** Available data follows **
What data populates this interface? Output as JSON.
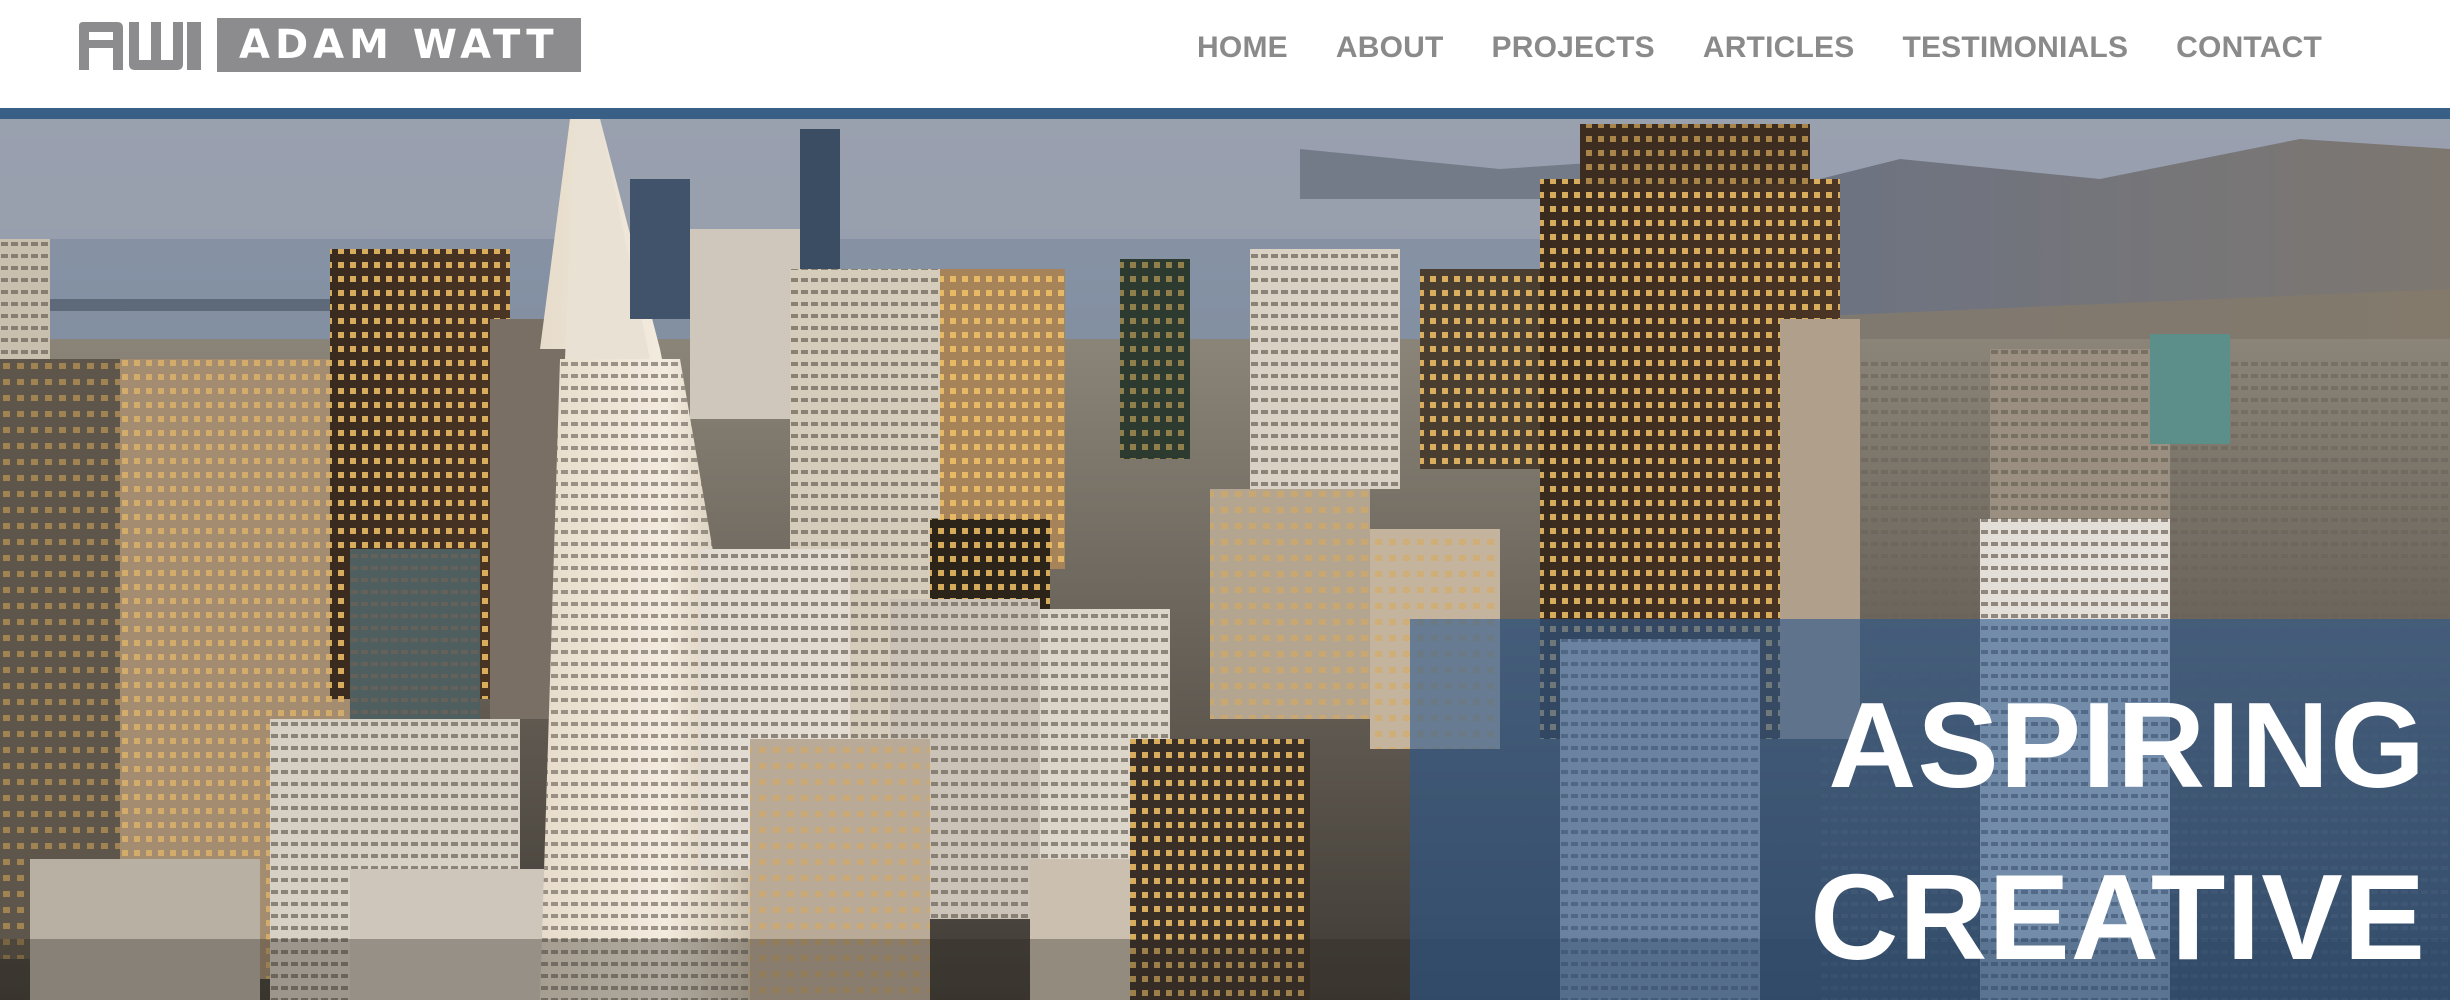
{
  "brand": {
    "monogram_icon": "aw-monogram-icon",
    "name": "ADAM WATT",
    "logo_color": "#8c8c8e"
  },
  "nav": {
    "items": [
      {
        "label": "HOME"
      },
      {
        "label": "ABOUT"
      },
      {
        "label": "PROJECTS"
      },
      {
        "label": "ARTICLES"
      },
      {
        "label": "TESTIMONIALS"
      },
      {
        "label": "CONTACT"
      }
    ],
    "text_color": "#8a8a8a"
  },
  "theme": {
    "accent": "#3a5f86",
    "overlay": "#2d588c"
  },
  "hero": {
    "image": "aerial-city-skyline-photo",
    "tagline_line1": "ASPIRING",
    "tagline_line2": "CREATIVE"
  }
}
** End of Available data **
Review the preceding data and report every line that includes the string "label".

        "label": "HOME"
        "label": "ABOUT"
        "label": "PROJECTS"
        "label": "ARTICLES"
        "label": "TESTIMONIALS"
        "label": "CONTACT"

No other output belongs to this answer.